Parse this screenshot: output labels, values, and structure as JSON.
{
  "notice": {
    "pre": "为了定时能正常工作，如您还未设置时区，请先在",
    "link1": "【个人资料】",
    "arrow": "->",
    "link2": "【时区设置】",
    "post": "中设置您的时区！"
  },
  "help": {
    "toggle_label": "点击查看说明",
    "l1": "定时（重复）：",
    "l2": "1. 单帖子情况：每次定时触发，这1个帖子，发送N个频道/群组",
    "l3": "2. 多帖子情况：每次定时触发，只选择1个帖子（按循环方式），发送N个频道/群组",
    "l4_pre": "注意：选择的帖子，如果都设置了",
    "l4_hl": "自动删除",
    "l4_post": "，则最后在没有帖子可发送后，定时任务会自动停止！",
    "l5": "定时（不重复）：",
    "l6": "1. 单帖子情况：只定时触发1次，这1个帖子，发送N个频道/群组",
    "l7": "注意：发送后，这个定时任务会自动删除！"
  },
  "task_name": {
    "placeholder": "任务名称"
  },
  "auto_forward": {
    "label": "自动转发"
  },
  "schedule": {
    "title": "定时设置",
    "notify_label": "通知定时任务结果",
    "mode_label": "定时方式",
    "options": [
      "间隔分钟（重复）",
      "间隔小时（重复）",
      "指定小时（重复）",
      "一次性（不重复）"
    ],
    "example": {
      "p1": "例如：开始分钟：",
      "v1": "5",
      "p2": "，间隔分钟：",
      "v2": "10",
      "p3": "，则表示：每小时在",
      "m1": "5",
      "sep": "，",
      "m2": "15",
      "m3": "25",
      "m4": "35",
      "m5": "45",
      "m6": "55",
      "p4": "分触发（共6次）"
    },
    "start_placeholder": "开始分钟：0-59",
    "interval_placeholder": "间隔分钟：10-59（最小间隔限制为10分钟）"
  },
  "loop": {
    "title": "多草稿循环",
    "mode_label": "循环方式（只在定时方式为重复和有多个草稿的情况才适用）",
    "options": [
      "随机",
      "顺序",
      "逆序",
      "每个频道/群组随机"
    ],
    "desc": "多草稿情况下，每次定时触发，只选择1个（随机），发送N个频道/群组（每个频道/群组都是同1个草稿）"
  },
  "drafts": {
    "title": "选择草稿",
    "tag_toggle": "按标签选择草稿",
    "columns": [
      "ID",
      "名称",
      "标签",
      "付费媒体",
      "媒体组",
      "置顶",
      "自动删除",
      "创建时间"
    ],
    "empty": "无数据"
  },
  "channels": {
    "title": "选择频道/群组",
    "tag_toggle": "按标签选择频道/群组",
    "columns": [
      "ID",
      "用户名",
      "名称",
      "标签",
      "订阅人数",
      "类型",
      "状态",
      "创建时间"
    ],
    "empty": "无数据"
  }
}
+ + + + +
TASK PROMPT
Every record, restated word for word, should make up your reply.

OUTPUT OF THE EXERCISE
Parse this screenshot: output labels, values, and structure as JSON.
{
  "notice": {
    "pre": "为了定时能正常工作，如您还未设置时区，请先在",
    "link1": "【个人资料】",
    "arrow": "->",
    "link2": "【时区设置】",
    "post": "中设置您的时区！"
  },
  "help": {
    "toggle_label": "点击查看说明",
    "l1": "定时（重复）：",
    "l2": "1. 单帖子情况：每次定时触发，这1个帖子，发送N个频道/群组",
    "l3": "2. 多帖子情况：每次定时触发，只选择1个帖子（按循环方式），发送N个频道/群组",
    "l4_pre": "注意：选择的帖子，如果都设置了",
    "l4_hl": "自动删除",
    "l4_post": "，则最后在没有帖子可发送后，定时任务会自动停止！",
    "l5": "定时（不重复）：",
    "l6": "1. 单帖子情况：只定时触发1次，这1个帖子，发送N个频道/群组",
    "l7": "注意：发送后，这个定时任务会自动删除！"
  },
  "task_name": {
    "placeholder": "任务名称"
  },
  "auto_forward": {
    "label": "自动转发"
  },
  "schedule": {
    "title": "定时设置",
    "notify_label": "通知定时任务结果",
    "mode_label": "定时方式",
    "options": [
      "间隔分钟（重复）",
      "间隔小时（重复）",
      "指定小时（重复）",
      "一次性（不重复）"
    ],
    "example": {
      "p1": "例如：开始分钟：",
      "v1": "5",
      "p2": "，间隔分钟：",
      "v2": "10",
      "p3": "，则表示：每小时在",
      "m1": "5",
      "sep": "，",
      "m2": "15",
      "m3": "25",
      "m4": "35",
      "m5": "45",
      "m6": "55",
      "p4": "分触发（共6次）"
    },
    "start_placeholder": "开始分钟：0-59",
    "interval_placeholder": "间隔分钟：10-59（最小间隔限制为10分钟）"
  },
  "loop": {
    "title": "多草稿循环",
    "mode_label": "循环方式（只在定时方式为重复和有多个草稿的情况才适用）",
    "options": [
      "随机",
      "顺序",
      "逆序",
      "每个频道/群组随机"
    ],
    "desc": "多草稿情况下，每次定时触发，只选择1个（随机），发送N个频道/群组（每个频道/群组都是同1个草稿）"
  },
  "drafts": {
    "title": "选择草稿",
    "tag_toggle": "按标签选择草稿",
    "columns": [
      "ID",
      "名称",
      "标签",
      "付费媒体",
      "媒体组",
      "置顶",
      "自动删除",
      "创建时间"
    ],
    "empty": "无数据"
  },
  "channels": {
    "title": "选择频道/群组",
    "tag_toggle": "按标签选择频道/群组",
    "columns": [
      "ID",
      "用户名",
      "名称",
      "标签",
      "订阅人数",
      "类型",
      "状态",
      "创建时间"
    ],
    "empty": "无数据"
  }
}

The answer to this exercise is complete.